Andrew Mutolo, 11, raised his left arm and grasped a handle that would enable him to do something he has rarely done before: ascend into the air with his own power.
Strapped into a padded seat and chest harness at the Lindseth Climbing Center, he yanked on the handle. With each pull, a network of ropes and pulleys drew him a few inches higher. He yanked again, until he was about 15 feet high.
“You’re going, man, you’re going!” says his mother, Jen Parr Mutolo, as Andrew rose in the air.
Andrew was one of 14 people who participated in a free adaptive climbing program Dec. 5 at the climbing center. Open to the public, the program accommodates people with physical and neurological disabilities, like paralysis, autism, limb differences and hearing and visual impairments.
Andrew, who has cerebral palsy, has challenges using his muscles, especially on his right side. He is nonverbal. But with a thumbs-up, he indicated he wanted to go higher.
Down below, Andrew’s father, Paul Mutolo ’94, saw an opportunity. He raced to put on his climbing shoes and clambered up the wall. Twenty feet in the air, he and Andrew high-fived.
“There aren’t any words I have to describe that,” Paul Mutolo says. “It’s connecting in a different way. It was one of those things all the experts tell you isn’t going to happen. We learned a long time ago to stop listening to too many of the experts.”
Josh Giblin, manager of the center, hopes to hold adaptive climbing sessions monthly, although the facility and equipment is available to all climbers at any time during open hours. “We’re always on the lookout for ways to make the wall a more inclusive and welcoming environment,” he says. “This program is all about meeting people where they are and working with what they’ve got.”
For people with disabilities, specialized equipment includes the “easy seat” that Andrew Mutolo used, which accommodates people who use wheelchairs and walkers, gloves that can assist climbers with a weak grip, a climbing shoe that fits a universal socket on a prosthetic limb, and other ropes and pulleys to add mechanical advantage to a standard roped climbing system.
Staff are also trained in techniques that don’t require equipment, such as climbing next to someone and helping them figure out where to place their hands or feet. “Sometimes just guiding somebody’s foot against the wall, to support where they want to stand, is enough for them to progress,” Giblin says.
Staff at the wall help all climbers move their bodies in ways they never have before, says staff member Emily Moss.

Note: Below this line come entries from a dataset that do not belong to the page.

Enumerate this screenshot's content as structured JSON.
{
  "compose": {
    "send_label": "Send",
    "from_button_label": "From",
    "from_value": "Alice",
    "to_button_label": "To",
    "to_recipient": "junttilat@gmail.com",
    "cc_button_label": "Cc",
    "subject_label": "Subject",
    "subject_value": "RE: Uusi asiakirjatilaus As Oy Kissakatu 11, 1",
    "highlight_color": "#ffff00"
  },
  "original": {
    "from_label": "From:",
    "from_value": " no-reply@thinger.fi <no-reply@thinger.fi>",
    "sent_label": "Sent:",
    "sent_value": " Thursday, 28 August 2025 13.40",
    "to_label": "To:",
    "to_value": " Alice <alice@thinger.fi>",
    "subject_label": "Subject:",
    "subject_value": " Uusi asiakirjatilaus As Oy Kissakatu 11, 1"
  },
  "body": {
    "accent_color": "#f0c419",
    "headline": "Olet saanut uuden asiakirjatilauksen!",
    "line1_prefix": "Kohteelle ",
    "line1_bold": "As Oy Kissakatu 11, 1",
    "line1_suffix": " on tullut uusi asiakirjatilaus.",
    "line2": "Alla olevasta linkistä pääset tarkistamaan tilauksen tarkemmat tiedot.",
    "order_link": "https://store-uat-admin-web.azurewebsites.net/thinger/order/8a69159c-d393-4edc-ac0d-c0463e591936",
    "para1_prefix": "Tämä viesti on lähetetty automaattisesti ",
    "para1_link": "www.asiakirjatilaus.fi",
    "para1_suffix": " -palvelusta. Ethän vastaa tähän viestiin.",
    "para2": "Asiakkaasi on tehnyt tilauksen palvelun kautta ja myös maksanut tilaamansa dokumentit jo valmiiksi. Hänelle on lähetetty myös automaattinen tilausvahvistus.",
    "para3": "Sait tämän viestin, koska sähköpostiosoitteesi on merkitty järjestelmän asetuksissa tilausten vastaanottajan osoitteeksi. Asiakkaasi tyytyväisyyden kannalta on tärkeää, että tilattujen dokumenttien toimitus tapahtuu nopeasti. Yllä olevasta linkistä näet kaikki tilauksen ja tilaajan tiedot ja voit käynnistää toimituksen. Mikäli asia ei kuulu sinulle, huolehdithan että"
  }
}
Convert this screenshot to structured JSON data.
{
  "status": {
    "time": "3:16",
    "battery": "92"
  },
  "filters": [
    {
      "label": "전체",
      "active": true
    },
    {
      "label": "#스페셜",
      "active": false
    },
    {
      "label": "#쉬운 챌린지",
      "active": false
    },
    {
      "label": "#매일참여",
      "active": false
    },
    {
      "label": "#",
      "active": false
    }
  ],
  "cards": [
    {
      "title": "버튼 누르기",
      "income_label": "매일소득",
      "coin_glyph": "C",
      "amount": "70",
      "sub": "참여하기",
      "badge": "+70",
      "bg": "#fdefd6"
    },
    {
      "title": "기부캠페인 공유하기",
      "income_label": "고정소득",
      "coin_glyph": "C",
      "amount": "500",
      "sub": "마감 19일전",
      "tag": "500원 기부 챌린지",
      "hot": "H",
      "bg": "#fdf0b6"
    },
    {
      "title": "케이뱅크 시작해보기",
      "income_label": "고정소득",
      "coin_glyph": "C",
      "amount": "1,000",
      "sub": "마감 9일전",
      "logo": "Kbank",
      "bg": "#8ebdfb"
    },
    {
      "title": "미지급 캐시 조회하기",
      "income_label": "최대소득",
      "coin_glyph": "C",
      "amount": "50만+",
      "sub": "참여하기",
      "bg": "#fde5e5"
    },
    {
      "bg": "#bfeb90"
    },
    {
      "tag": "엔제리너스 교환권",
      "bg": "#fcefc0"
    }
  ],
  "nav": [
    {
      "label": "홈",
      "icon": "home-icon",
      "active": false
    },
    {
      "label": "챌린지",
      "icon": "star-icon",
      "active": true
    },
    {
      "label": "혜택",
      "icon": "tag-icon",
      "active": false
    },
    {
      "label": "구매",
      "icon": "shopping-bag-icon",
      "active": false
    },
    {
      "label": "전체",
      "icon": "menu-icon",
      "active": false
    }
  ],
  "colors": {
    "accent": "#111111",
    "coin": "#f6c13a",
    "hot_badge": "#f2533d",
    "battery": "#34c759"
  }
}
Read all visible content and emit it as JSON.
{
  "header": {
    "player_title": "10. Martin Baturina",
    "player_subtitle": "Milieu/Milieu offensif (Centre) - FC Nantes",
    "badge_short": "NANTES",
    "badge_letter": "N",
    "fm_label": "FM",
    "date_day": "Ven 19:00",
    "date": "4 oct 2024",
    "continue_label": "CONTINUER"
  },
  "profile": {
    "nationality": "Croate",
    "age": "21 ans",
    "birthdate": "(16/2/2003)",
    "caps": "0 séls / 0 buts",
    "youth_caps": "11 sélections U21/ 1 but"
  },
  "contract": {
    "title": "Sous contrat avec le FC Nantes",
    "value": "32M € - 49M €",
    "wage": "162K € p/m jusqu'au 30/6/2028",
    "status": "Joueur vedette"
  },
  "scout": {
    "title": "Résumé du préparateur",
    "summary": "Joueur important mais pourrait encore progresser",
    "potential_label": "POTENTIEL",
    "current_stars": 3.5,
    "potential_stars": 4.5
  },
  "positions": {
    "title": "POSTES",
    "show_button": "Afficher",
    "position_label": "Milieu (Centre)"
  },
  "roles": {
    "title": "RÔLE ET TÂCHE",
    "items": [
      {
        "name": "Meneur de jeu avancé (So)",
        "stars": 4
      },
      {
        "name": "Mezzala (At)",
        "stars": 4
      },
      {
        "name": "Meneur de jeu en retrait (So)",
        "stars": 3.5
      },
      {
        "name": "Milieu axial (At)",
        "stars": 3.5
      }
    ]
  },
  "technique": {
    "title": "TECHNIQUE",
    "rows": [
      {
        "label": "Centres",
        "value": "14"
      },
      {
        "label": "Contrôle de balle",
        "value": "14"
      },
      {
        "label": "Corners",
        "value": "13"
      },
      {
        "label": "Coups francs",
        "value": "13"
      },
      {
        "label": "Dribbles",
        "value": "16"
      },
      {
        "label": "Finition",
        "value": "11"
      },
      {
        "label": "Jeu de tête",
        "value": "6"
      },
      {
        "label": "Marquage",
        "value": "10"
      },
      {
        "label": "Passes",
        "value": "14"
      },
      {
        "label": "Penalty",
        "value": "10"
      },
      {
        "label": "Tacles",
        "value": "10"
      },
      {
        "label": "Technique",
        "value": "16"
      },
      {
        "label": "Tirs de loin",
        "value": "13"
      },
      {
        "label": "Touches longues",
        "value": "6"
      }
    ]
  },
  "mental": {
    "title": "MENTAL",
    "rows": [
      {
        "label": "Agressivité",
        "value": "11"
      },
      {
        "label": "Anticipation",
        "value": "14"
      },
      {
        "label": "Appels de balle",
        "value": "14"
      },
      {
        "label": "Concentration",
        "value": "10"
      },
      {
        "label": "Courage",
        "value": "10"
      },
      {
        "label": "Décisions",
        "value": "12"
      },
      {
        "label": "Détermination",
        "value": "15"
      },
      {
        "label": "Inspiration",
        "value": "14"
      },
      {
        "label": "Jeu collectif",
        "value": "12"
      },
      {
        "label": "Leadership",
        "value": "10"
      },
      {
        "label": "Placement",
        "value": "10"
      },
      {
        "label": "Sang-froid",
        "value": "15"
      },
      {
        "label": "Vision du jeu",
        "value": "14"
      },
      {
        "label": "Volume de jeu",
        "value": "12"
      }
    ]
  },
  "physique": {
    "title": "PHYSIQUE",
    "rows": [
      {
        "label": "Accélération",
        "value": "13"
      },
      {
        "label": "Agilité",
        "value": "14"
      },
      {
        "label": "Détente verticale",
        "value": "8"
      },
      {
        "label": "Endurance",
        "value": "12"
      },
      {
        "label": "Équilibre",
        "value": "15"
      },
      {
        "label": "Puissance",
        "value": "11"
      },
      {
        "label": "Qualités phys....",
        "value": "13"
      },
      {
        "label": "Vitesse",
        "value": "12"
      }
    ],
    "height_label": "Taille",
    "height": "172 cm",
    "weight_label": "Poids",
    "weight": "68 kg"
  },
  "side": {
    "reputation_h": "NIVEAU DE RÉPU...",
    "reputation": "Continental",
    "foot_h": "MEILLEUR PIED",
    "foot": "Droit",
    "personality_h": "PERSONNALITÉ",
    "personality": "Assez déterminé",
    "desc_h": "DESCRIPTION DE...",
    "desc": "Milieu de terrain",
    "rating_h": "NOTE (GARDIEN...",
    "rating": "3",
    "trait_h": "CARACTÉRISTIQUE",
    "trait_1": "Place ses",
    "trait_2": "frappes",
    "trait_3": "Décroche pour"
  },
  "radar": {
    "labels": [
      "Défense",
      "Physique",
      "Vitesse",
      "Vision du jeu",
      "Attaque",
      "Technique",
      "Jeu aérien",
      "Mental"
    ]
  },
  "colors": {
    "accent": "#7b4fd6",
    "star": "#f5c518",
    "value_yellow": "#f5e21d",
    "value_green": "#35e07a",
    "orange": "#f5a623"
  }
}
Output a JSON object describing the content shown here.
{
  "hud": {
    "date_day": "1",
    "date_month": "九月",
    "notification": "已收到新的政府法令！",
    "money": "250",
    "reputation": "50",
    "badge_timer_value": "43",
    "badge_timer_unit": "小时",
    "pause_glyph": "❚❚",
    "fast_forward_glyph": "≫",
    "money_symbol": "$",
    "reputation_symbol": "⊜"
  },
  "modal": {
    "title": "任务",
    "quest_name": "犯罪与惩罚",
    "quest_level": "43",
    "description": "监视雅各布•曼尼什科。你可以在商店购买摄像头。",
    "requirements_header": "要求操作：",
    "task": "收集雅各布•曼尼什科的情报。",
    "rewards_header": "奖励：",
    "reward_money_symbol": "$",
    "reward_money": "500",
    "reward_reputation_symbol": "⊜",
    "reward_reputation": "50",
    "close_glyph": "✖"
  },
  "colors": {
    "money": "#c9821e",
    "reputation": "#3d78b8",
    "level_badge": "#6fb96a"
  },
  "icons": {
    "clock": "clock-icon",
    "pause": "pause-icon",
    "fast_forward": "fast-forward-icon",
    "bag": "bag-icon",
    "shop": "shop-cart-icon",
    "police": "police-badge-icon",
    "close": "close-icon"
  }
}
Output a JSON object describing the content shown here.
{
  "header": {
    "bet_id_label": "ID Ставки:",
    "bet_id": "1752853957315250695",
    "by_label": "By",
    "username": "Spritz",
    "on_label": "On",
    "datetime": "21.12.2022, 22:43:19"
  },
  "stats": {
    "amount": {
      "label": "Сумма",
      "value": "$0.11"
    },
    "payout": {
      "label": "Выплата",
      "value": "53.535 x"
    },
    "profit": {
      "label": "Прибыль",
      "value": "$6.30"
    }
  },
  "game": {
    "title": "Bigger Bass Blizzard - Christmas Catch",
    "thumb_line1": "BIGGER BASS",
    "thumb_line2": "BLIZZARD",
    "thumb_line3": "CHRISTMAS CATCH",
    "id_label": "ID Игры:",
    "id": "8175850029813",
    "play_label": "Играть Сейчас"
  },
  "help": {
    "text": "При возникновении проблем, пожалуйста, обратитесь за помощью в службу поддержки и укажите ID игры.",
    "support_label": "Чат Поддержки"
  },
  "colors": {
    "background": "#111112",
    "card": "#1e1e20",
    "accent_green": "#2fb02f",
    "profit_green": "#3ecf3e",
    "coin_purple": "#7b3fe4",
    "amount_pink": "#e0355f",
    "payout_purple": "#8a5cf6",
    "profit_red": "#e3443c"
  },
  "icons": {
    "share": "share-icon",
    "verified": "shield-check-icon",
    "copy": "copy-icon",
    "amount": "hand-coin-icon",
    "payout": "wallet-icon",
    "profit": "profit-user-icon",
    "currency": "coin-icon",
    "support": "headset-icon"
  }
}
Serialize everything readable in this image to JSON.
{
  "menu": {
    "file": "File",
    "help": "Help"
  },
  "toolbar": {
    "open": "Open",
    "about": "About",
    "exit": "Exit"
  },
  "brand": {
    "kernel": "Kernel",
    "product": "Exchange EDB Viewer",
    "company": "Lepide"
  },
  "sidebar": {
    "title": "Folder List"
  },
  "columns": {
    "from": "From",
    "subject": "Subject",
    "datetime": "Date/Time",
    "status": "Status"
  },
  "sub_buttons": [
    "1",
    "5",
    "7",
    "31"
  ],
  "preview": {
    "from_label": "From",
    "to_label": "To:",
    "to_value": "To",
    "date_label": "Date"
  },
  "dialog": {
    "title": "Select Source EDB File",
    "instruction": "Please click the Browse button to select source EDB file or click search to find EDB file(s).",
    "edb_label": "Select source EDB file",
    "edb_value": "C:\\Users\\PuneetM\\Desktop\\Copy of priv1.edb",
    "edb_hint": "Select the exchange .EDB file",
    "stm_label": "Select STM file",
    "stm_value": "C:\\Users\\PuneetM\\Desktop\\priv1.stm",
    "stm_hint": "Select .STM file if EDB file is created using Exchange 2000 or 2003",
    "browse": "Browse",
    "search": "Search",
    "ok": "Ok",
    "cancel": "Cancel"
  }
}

With adaptive climbing, the tools are simply more varied. “Unless you’re climbing completely naked, you need some kind of adaptation – like shoes,” she says. “Climbing is adaptive for everyone.”
The program began in 2019, when Giblin wanted to expand the center’s offerings for people with disabilities. J.F. Thye ’98 was happy to help. As an undergrad, he had received accommodation to use the squash courts at Cornell, which, he said, “changed my life.” His gift enabled the center, which is part of Cornell Outdoor Education, to train 19 staff, buy specialized gear and fund a year of programming.
The center ran its first adaptive climbing sessions in February and March 2020, just before the COVID-19 pandemic. The programming was then suspended until the recent December 2021 session.
The events have drawn members of the public and their friends and families, as well as Cornell faculty, students and staff, from Candor, Corning, Groton, Ithaca, Newfield, Owego and Watkins Glen, New York.
Katy Ruda of Watkins Glen attended both sessions. She has a heart condition and is legally blind; she can see the holds near her hands but not at her feet. And her feet tend to turn outward, making it tough to maintain contact with the holds. As soon as she’d land on a foothold, her hand would slip, then her foot too, leaving her dangling from the rope and frustrated. “I’m trying,” she says. With staff giving her verbal cues to help her find holds, she climbed to the top of the wall.
Her mother, Nancy Ruda, said it was exciting to watch her daughter climb. “She’s in control and having to make decisions,” Nancy Ruda says. “It’s the independence and autonomy. We want that for her.”
The same is true for Andrew, Jen Parr Mutolo says. Every time he moves his body differently – like he does at the climbing wall – it translates into an expansion of his everyday activities. He’ll leave the comfort of his walker, for example, and take a few steps on his own.
“It fires off new neurons,” she says. “You can see him feeling ‘I’m strong.’”